%%
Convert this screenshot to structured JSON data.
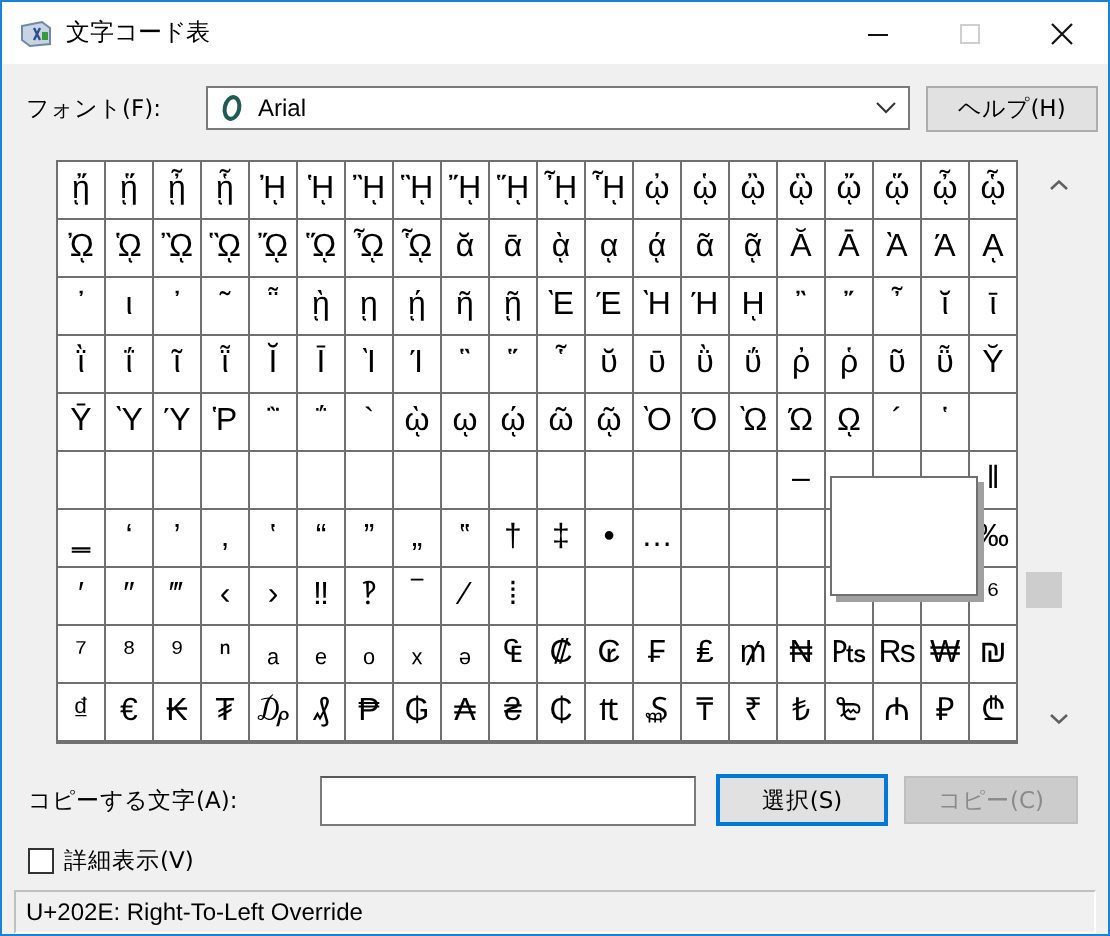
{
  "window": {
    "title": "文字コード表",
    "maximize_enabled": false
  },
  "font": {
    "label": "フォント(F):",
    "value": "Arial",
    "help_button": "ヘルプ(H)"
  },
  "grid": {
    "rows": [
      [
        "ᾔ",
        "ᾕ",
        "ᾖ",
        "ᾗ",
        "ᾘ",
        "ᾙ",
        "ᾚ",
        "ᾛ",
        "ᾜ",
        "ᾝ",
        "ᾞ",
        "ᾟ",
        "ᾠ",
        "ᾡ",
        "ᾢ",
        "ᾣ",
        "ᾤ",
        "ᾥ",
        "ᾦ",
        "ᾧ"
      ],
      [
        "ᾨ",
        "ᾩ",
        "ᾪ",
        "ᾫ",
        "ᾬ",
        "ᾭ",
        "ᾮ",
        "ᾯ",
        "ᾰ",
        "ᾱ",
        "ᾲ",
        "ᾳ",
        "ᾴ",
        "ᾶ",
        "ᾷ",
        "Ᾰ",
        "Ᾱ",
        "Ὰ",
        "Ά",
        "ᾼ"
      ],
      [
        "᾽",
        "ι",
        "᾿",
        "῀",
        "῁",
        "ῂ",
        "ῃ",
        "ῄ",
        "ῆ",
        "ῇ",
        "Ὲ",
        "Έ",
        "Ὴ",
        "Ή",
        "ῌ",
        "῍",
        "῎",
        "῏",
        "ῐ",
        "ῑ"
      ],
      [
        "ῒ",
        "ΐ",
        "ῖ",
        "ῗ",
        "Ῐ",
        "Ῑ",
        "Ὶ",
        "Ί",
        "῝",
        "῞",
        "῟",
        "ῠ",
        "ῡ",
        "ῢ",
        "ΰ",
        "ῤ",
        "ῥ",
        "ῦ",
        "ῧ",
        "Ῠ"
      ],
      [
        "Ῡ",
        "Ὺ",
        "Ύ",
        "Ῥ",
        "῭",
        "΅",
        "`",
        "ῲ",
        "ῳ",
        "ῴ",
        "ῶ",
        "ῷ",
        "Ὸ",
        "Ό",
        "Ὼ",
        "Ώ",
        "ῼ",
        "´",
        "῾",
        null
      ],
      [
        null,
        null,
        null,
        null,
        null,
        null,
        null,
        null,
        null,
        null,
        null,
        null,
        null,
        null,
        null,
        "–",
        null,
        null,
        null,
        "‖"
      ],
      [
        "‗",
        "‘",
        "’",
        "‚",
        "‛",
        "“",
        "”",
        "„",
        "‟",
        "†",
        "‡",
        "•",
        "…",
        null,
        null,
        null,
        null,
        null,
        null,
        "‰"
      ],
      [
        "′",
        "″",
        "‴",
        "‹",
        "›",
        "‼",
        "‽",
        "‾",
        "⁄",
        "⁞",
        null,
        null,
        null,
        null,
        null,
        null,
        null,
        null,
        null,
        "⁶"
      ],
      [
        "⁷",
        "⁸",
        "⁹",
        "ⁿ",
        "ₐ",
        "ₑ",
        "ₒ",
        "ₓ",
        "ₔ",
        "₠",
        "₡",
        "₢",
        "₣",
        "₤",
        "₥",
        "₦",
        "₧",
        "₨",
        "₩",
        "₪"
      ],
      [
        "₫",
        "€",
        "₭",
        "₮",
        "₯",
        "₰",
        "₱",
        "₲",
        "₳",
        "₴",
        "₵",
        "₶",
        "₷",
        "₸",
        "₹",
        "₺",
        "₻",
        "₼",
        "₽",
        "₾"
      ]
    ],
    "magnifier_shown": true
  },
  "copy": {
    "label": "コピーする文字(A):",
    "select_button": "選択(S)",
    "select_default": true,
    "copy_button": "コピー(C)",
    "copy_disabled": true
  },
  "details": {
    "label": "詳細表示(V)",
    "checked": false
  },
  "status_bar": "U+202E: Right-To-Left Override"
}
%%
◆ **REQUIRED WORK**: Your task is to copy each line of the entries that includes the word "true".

◆ **COMPLETED TASK**:
    "magnifier_shown": true
    "select_default": true,
    "copy_disabled": true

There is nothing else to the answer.